Steve Berry's THE 14th COLONY Is Hampered By Too Much Historical Data

Book Review - Jackie K Cooper
THE 14th COLONY by Steve Berry

For many years now I have been enjoying the writings of Steve Berry. I became a fan with his first book, THE TEMPLAR LEGACY, and my admiration has continued through to his latest novel THE 14th COLONY. Berry's trademark is taking an incident in past history and letting it have an impact on a present day situation. Usually this is an occurrence which leads to potentially dire circumstances, and in most instances it is a race against the clock.

This is certainly the circumstance in THE 14th COLONY. Cotton Malone, Berry's go to hero, has taken an assignment from Stephanie Nelle, his boss at the Magellan Billet. The Billet is a secret agency in the government that is on the verge of being dismantled by a new President-elect. The current President of the United States, Danny Daniels, is keeping it together for as long as possible.

There is information that some members of the old USSR government want revenge for the dismantling of the USSR. Malone is on the trail of one of the key players in this plot. He has been joined by fellow agent Cassiopeia Vitt, who is his co-worker and lover. Also involved in the case are Nelle and Daniels' nephew Luke. There is enough trouble brewing that they all have their hands full.

Berry is a genius at creating tense situations. He puts each of these people in harm's way over and over again.

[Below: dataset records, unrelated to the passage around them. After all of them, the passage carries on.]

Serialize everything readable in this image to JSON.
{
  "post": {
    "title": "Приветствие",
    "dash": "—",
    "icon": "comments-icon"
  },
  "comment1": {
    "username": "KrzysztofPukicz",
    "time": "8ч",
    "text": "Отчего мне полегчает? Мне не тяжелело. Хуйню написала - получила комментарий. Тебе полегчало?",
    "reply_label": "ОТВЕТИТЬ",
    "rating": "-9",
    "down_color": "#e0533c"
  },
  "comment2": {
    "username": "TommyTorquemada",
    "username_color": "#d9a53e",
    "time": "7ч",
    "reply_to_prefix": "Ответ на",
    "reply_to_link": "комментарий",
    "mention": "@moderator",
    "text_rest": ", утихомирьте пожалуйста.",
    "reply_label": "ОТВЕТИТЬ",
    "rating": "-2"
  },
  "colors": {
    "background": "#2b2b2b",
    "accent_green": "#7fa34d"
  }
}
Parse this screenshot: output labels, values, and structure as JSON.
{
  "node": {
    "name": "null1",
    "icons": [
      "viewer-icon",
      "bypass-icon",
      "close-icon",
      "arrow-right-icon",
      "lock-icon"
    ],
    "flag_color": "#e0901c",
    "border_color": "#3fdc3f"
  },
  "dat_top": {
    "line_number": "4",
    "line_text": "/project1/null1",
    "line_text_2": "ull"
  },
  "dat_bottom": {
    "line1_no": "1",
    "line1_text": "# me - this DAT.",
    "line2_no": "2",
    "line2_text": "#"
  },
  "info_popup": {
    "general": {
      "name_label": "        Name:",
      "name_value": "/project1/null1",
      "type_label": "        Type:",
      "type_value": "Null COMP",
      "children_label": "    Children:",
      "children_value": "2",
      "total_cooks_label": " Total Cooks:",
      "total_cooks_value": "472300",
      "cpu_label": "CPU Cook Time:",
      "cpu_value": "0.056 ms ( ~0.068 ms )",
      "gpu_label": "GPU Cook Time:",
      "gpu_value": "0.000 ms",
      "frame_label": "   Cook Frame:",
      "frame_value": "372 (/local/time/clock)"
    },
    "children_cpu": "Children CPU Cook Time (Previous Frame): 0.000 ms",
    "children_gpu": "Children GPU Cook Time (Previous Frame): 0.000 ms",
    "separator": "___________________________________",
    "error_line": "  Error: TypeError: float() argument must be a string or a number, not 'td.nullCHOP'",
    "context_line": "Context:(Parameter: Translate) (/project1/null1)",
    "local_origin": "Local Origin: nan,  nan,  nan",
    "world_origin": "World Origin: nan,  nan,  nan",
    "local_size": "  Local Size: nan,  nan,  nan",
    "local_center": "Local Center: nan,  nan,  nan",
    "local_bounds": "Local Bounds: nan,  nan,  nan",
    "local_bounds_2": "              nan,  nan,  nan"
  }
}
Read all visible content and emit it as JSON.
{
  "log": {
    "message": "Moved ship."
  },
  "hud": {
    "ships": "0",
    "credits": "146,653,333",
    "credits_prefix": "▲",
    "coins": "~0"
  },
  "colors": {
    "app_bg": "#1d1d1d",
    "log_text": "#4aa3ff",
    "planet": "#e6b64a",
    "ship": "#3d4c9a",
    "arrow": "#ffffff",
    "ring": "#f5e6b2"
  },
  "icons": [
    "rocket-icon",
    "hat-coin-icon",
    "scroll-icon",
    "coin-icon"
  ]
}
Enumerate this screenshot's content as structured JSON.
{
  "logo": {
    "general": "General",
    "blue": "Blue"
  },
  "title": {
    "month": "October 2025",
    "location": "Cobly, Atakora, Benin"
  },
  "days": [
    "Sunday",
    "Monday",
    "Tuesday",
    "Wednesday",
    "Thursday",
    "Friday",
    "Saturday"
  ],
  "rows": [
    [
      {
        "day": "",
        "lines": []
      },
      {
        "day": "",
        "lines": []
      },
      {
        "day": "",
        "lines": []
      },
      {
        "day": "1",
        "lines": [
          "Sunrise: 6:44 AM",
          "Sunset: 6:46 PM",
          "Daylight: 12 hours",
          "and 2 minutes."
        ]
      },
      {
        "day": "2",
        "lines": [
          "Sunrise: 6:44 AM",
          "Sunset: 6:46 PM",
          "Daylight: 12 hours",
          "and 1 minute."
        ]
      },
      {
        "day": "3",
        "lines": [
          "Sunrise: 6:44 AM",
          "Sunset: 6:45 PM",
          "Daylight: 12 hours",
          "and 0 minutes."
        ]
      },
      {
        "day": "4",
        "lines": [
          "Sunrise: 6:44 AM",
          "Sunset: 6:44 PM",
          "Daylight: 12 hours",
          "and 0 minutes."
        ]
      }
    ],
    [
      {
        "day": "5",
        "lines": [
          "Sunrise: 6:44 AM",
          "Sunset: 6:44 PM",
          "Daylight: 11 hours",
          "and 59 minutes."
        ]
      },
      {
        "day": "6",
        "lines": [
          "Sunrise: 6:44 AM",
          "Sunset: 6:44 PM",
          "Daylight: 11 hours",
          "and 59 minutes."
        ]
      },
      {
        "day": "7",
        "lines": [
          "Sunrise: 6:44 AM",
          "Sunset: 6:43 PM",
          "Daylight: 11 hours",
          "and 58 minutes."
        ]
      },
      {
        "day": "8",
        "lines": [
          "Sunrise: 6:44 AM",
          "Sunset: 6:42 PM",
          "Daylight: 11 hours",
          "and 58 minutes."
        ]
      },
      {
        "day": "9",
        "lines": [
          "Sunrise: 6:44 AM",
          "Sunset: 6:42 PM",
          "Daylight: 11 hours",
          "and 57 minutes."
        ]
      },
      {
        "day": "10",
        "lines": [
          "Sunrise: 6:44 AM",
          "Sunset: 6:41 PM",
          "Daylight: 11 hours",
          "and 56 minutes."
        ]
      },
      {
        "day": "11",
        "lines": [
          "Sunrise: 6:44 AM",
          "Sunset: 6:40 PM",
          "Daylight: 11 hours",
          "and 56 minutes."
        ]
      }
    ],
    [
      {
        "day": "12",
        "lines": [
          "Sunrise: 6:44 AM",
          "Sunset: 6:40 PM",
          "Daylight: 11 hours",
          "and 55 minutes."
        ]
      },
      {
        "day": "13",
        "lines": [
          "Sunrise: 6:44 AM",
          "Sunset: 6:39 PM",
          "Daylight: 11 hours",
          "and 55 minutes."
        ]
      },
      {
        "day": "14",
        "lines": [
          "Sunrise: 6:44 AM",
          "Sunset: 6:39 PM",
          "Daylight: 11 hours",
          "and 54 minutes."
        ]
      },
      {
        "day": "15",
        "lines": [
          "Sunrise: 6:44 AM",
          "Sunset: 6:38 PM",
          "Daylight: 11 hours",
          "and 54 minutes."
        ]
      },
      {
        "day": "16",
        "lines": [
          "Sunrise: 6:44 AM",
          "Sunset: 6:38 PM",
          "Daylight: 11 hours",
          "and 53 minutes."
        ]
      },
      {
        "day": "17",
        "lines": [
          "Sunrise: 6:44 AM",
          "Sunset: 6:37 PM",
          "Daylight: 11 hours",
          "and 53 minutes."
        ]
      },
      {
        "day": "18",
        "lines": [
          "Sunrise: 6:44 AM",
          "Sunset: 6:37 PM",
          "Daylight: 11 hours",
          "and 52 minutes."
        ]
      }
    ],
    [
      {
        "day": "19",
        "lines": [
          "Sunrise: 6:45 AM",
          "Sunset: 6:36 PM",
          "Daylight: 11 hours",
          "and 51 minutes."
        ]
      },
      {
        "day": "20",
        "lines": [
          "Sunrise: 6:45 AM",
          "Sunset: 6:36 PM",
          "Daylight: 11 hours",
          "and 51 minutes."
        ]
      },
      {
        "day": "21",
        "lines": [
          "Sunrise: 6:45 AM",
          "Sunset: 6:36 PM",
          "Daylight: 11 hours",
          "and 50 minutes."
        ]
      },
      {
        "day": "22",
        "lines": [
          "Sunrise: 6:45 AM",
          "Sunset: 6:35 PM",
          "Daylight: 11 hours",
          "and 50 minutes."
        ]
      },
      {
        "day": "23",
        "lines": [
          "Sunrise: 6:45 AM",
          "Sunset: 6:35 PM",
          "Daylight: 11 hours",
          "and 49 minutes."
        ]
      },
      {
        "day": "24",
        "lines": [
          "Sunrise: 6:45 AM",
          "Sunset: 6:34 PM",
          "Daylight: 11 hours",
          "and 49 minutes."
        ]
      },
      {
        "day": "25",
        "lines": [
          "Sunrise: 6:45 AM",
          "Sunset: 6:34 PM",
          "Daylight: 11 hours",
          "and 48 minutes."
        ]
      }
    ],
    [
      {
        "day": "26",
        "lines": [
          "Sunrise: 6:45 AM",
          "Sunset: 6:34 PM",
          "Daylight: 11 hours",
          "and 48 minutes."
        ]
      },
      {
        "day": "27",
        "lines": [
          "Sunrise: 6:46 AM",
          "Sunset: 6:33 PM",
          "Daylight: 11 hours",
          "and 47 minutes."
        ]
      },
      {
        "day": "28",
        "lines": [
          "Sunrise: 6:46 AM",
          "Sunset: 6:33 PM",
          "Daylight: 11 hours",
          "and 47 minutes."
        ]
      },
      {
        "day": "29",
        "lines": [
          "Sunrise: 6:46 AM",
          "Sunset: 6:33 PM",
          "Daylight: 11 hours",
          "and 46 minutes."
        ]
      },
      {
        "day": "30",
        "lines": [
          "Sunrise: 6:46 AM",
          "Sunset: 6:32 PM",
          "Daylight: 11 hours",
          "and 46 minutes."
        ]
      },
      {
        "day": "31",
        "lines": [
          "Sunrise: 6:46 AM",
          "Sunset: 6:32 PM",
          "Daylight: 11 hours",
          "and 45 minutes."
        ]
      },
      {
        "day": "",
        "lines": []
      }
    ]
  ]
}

The plots Berry creates have to have danger involved to be believable. However he has now reached the point where he needs to kill someone. All of these hazards and conflicts must exact a price at one time or another.

Berry also needs to lighten up on the history lessons. He is the master of research and historical knowledge about the circumstances in his stories. He offers the readers more information than they can possibly absorb. It is an added bonus until it becomes cumbersome to the plot. When Cotton or another of the key characters is on the verge of being wounded, maimed or worse, you don't want a detailed history lesson on the line of succession for the Presidency to be laid out in page after page.

However all of the historical material might be worth reading in its entirety after you have flown through the story as quickly as possible. I found myself skimming the history material in order to be able to move on with the tensions in the plot. If Berry were not such a skilled storyteller these historical data interruptions wouldn't matter so much.

I would have liked to have had more information about the individual characters lives than the minutia concerning the historical backdrop. THE 14th COLONY is at its best when it is giving us glimpses into the lives of Cotton, Cassiopeia, Stephanie, Danny and Luke, and I wanted more, more, more.

For those who like a gripping plot this is a book you will savor. Just realize you have to get through a lot of historical garnishes before you get to the meat of the story.

THE 14th COLONY is published by Minotaur Books. It contains 464 pages and sells for $27.99.

Jackie K Cooper